Bankgok Thailand

Earlier this week the Bank of Thailand (BoT) announced plans to experiment with a wholesale Central Bank Digital Currency (CBDC). At this stage, the objective of Project Inthanon is collaborative learning. The BoT is partnering with R3 for technology and eight banks, including Standard Chartered Thailand and HSBC.

The aim is to develop a Proof of Concept (PoC) built using Corda, for wholesale funds transfer. The insights gleaned from the PoC will influence the design of Thailand’s future financial market infrastructure.

In addition, the BoT plans to create a PoC for scripless government savings bond sale. In other words, it wants to try a fully digitalized bond issue without any paperwork.

BIS view

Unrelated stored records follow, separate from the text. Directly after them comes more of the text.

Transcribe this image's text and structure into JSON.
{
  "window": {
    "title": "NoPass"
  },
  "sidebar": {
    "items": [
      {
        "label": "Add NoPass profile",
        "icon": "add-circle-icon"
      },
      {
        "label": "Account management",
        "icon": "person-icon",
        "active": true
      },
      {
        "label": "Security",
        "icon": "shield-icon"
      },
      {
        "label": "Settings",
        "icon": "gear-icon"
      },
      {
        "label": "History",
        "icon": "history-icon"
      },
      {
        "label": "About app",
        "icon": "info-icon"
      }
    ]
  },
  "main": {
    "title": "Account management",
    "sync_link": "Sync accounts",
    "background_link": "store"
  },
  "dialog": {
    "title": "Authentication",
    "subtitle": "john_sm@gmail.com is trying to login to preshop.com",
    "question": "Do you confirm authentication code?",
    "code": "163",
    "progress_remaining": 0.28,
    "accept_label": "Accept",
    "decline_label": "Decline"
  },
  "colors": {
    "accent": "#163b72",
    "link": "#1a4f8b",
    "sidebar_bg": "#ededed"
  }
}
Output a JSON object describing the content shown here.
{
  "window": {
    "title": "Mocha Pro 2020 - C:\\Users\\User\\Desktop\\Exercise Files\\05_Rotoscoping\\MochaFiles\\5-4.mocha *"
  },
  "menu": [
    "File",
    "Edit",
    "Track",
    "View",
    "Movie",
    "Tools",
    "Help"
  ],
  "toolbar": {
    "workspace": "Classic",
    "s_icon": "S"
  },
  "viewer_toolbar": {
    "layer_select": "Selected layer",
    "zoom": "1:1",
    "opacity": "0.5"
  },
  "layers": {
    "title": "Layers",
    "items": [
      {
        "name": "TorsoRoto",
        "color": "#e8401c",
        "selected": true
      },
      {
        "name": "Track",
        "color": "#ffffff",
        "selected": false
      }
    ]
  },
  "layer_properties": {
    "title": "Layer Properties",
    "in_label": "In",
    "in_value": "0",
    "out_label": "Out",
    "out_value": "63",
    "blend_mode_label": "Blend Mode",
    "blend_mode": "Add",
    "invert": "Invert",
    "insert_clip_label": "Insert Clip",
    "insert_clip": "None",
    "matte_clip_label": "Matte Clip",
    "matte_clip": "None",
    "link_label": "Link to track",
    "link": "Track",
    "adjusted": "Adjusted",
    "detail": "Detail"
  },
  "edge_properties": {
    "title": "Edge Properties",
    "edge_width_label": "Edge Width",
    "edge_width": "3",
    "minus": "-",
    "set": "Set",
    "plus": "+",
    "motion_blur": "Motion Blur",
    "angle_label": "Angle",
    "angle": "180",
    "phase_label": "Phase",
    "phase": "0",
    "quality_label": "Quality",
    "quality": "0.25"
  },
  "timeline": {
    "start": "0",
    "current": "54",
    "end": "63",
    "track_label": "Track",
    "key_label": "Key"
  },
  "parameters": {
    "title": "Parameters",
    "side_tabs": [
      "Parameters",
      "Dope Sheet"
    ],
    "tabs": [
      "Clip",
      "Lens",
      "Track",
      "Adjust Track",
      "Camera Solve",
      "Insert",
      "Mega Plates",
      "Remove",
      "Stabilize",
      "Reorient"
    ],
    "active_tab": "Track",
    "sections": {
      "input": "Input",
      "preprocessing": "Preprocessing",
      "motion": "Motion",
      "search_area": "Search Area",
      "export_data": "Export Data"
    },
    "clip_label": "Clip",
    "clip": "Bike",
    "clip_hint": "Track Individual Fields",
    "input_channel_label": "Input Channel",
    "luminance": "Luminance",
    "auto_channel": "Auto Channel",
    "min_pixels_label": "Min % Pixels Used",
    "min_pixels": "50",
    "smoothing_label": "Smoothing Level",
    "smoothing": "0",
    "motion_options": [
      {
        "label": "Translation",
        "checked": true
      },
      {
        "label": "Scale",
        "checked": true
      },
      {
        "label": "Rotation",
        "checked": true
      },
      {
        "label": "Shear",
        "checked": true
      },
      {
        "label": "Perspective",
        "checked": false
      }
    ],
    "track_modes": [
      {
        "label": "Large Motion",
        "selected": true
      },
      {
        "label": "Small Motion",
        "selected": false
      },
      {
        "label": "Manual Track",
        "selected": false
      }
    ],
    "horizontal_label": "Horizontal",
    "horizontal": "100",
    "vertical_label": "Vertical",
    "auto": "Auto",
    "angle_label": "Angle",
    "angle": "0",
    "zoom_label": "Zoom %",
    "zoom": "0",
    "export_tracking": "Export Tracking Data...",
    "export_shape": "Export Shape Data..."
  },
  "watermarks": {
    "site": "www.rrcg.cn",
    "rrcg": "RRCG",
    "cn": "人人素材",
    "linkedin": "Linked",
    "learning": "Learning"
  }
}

Recently the Bank of International Settlements (BIS) published its views about CBDC. They had strong reservations about a broad CBDC that includes retail, but were generally supportive about the idea of a wholesale CBDC.

A wholesale CBDC is a tokenized version of traditional reserve and settlement accounts. To date, most experiments use a digital depository receipt (DDR) model. This involves the central bank issuing digital tokens on a distributed ledger. Each token is backed by and redeemable for central bank reserves held in a segregated account.

On the one hand, the segregation is needed, particularly to ensure automated reconciliation. On the other hand, banks don’t like having to segregate money into pools because it restricts the use of those funds.

A wholesale CBDC aims to improve efficiency and reduce costs. However, the BIS noted that most experiments so far have not proven themselves superior to existing systems.

Other CBDC experiments

Several central banks have conducted CBDC experiments including the ECB, Bank of Canada (Project Jasper), the Bank of Japan (Project Stella) and the Monetary Authority of Singapore (Project Ubin).

Singapore / Project Ubin has been particularly open with its results. The most recent public phase involved prototypes using Corda, Hyperledger Fabric, and Quorum. And the code has been released as open source under the permissive Apache License. R3 also published additional details.

R3 outlined the benefits of a wholesale CBDC:

  • Reduce systemic central-point-of-failure risks
  • Reduce Herstatt-related risks (settlement risk where one party fails before completing its side of the transaction)
  • Add value to the state’s ecosystem, fully enabling the promise of blockchains
  • Drive increased velocity of business within the ecosystem
  • Prepare the state for the next step in the evolution of payment systems